On April 9, a Subway franchisee with 29 locations in Tampa, Florida was ordered to pay back wages to 122 employees after a Department of Labor (DOL) investigation concluded that employees were not compensated for taking Subway “Sandwich Artist Certification” training, a violation of the Fair Labor Standards Act (FLSA).

Commenting on the investigation, the DOL director of the Wage and Hour Division’s Tampa District Office stated, “The Wage and Hour Division is continuing its restaurant enforcement initiative throughout Florida to make sure employees of both full-service and limited-service restaurants receive their full pay, and that employers who follow the law do not have to face unfair competition from those who ignore it.”

Franchisees can learn several lessons from the DOL’s investigation:
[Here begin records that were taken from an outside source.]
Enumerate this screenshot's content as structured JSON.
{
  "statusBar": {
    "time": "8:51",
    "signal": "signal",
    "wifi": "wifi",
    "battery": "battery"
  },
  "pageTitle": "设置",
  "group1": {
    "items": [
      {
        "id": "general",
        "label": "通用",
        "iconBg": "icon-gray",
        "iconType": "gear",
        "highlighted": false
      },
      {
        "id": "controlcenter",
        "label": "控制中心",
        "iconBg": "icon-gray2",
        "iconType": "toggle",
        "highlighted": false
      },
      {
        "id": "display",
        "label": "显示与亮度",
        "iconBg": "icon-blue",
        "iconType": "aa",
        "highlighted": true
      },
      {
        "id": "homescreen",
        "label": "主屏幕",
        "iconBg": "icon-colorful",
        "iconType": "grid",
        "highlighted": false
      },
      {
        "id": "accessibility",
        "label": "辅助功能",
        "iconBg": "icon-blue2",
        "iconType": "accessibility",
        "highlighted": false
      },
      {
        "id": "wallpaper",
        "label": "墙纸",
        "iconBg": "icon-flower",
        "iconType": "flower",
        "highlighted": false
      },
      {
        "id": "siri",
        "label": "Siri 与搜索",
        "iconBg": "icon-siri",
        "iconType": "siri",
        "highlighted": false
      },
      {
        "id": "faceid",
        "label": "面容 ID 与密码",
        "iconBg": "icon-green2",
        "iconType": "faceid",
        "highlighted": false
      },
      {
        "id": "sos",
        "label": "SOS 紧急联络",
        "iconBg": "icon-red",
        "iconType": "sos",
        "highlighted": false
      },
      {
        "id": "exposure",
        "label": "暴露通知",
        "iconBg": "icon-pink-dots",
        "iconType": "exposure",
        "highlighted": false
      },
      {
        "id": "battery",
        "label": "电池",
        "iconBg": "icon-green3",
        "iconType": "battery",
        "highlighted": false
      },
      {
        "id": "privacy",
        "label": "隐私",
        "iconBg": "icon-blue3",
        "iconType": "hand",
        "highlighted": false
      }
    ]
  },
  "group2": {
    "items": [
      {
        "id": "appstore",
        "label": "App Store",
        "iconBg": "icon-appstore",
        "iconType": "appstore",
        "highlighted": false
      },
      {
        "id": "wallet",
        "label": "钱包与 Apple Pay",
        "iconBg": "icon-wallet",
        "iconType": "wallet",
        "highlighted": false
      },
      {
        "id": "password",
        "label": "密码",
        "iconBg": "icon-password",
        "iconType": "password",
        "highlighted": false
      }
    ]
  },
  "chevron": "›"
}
  1. Be aware that this initiative is not limited to Florida, so the restaurant industry as a whole should be aware it is under heightened scrutiny from the DOL.
  2. Pay attention to training time. Training time is a topic that generates significant litigation under the FLSA because of confusion as to when employees must be compensated for training. An easy rule to follow is that most training time is work time. Employers must compensate employees for training that occurs during an employee’s regular shift as well as training that is required by the employer. Training time does not need to be counted as work time if: 1) it occurs outside of an employee’s normal work schedule; 2) the training is voluntary (there must be no pressure from the employer and no adverse consequences for failing to attend); 3) the training is not directly related to the employee’s current job (typically it is designed to qualify the employee for advancement); and 4) the employee performs no other work during the training. 
  3. It’s important to note that in the case of the Subway franchisee, the DOL expanded its investigation to other locations owned by the same franchisee, greatly increasing the cost and liability for the franchisee. Likely, the DOL received a tip or complaint related to one particular location, and when the DOL discovered the same franchisee owned other stores, it requested records related to each one. Accordingly, franchisees with multiple locations should ensure that each location is in compliance with the law.